● **RECORDS SHOWN**:
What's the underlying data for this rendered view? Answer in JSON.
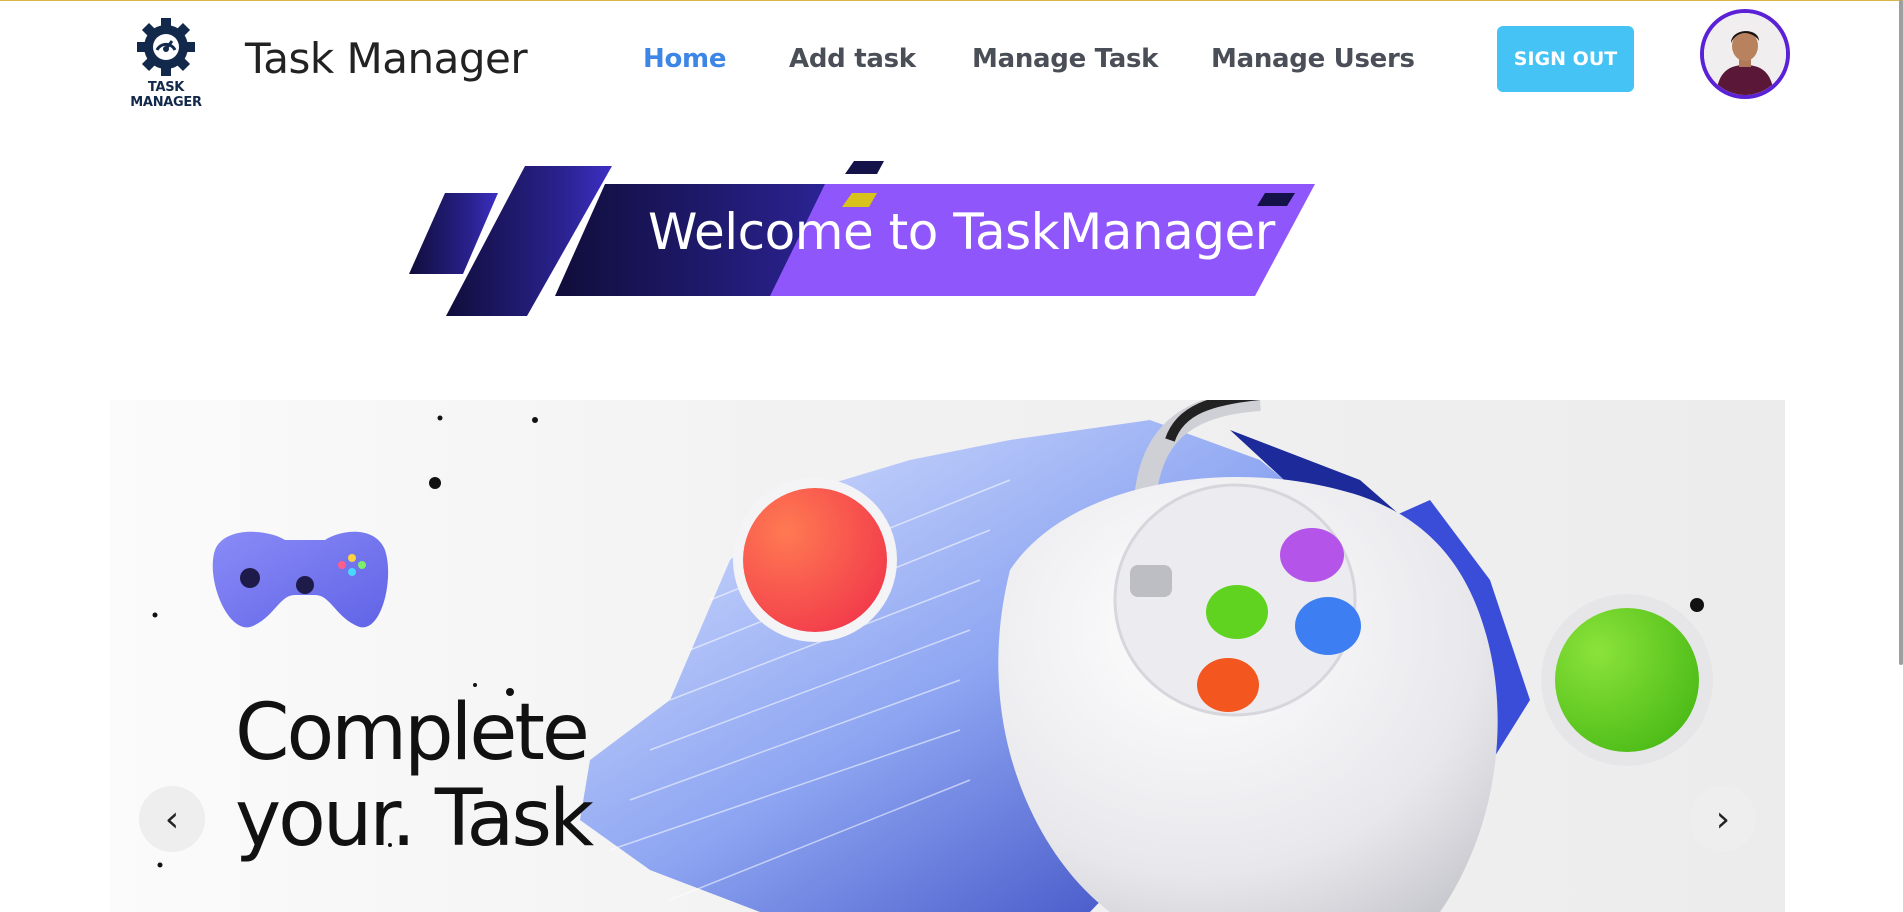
{
  "header": {
    "logo_text": "TASK MANAGER",
    "brand": "Task Manager",
    "nav": [
      {
        "label": "Home",
        "active": true
      },
      {
        "label": "Add task",
        "active": false
      },
      {
        "label": "Manage Task",
        "active": false
      },
      {
        "label": "Manage Users",
        "active": false
      }
    ],
    "signout_label": "SIGN OUT",
    "avatar_icon": "user-avatar"
  },
  "banner": {
    "title": "Welcome to TaskManager"
  },
  "carousel": {
    "heading": "Complete\nyour. Task",
    "prev_label": "‹",
    "next_label": "›"
  },
  "colors": {
    "nav_active": "#3d86e6",
    "nav": "#4a4f57",
    "signout_bg": "#45c3f4",
    "banner_dark": "#15124a",
    "banner_purple": "#8f57fb",
    "avatar_border": "#5b21d6"
  }
}
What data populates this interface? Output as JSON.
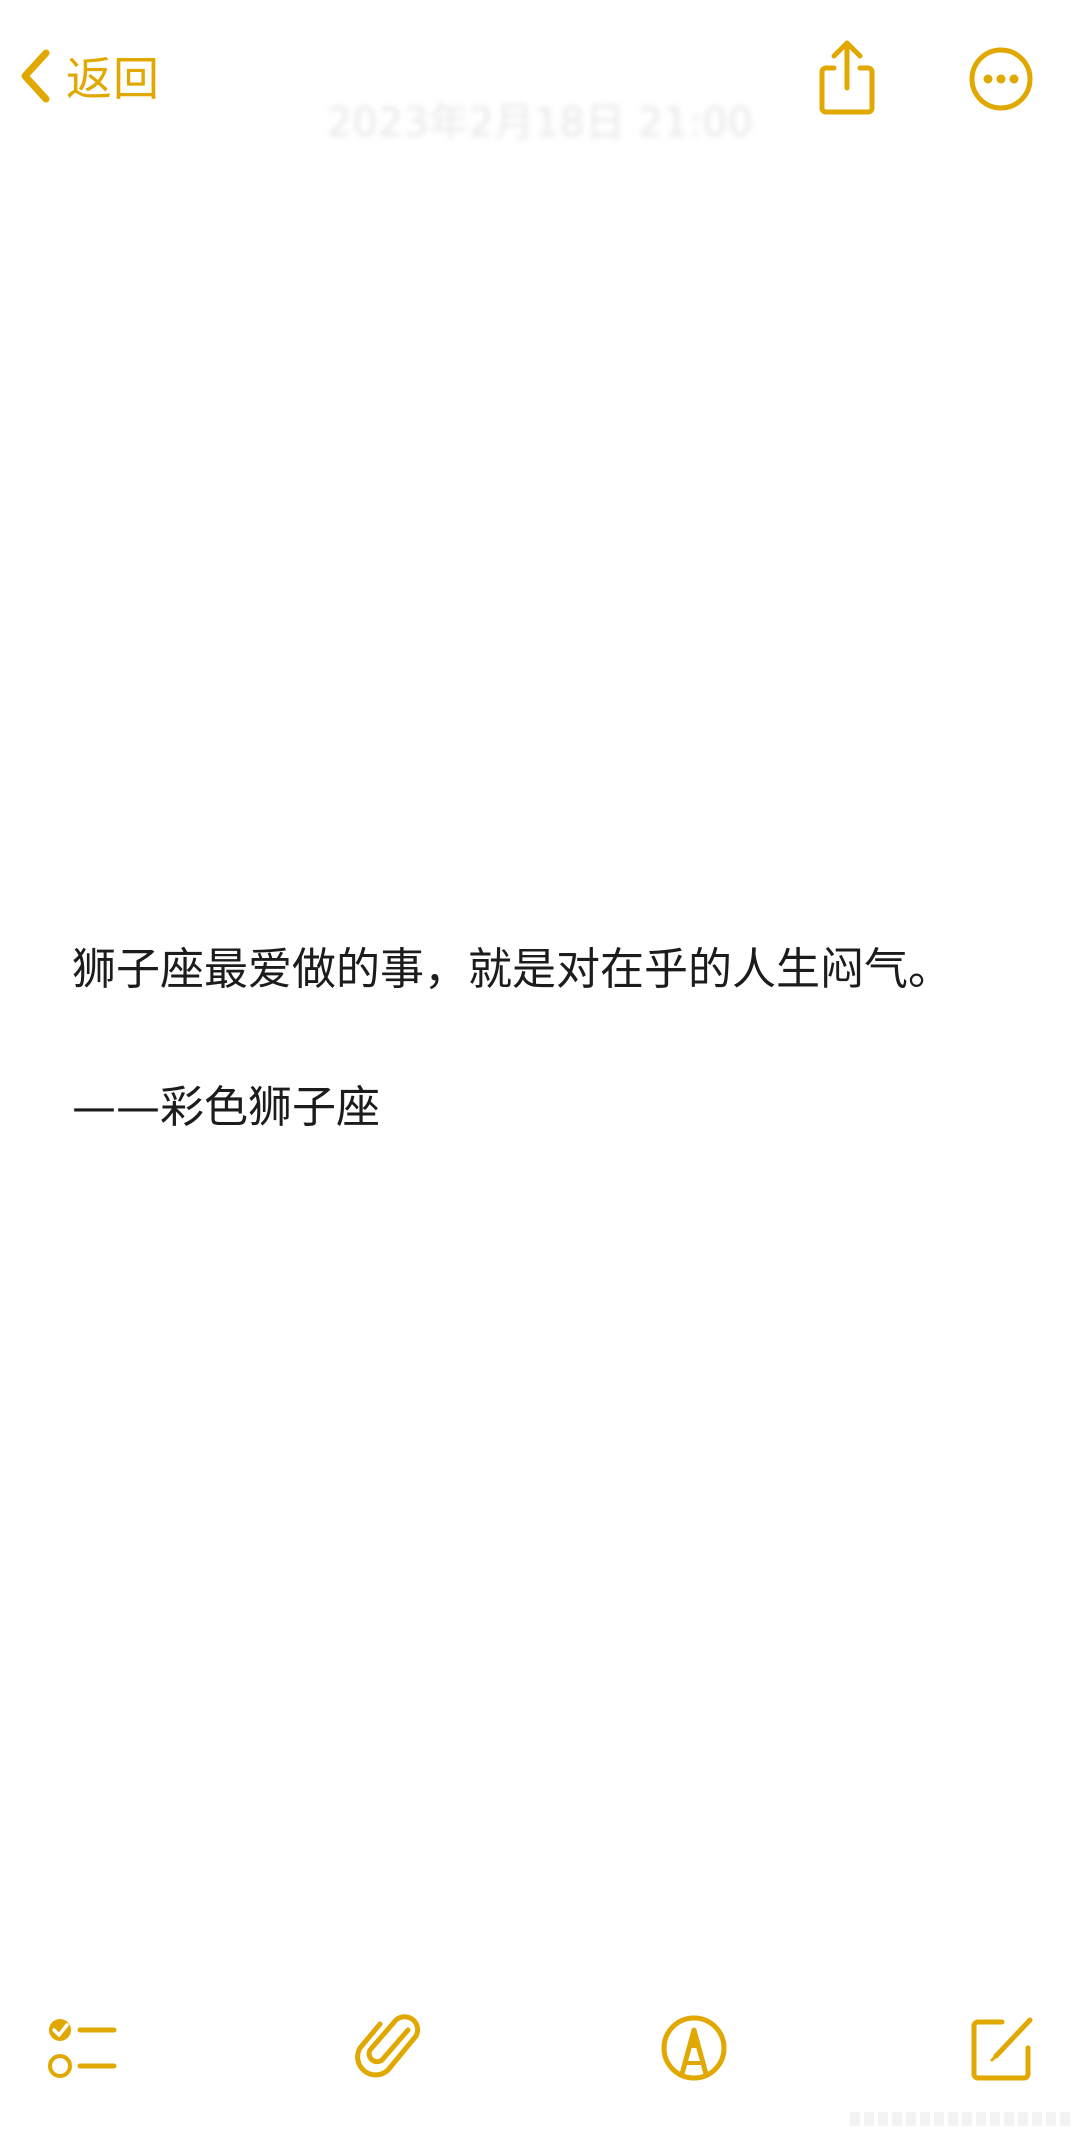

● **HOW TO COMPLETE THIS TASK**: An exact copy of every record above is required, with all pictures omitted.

● **TASK OUTPUT**:
What's the underlying data for this rendered view? Answer in JSON.
{
  "header": {
    "logo_text": "TASK MANAGER",
    "brand": "Task Manager",
    "nav": [
      {
        "label": "Home",
        "active": true
      },
      {
        "label": "Add task",
        "active": false
      },
      {
        "label": "Manage Task",
        "active": false
      },
      {
        "label": "Manage Users",
        "active": false
      }
    ],
    "signout_label": "SIGN OUT",
    "avatar_icon": "user-avatar"
  },
  "banner": {
    "title": "Welcome to TaskManager"
  },
  "carousel": {
    "heading": "Complete\nyour. Task",
    "prev_label": "‹",
    "next_label": "›"
  },
  "colors": {
    "nav_active": "#3d86e6",
    "nav": "#4a4f57",
    "signout_bg": "#45c3f4",
    "banner_dark": "#15124a",
    "banner_purple": "#8f57fb",
    "avatar_border": "#5b21d6"
  }
}
What data populates this interface? Output as JSON.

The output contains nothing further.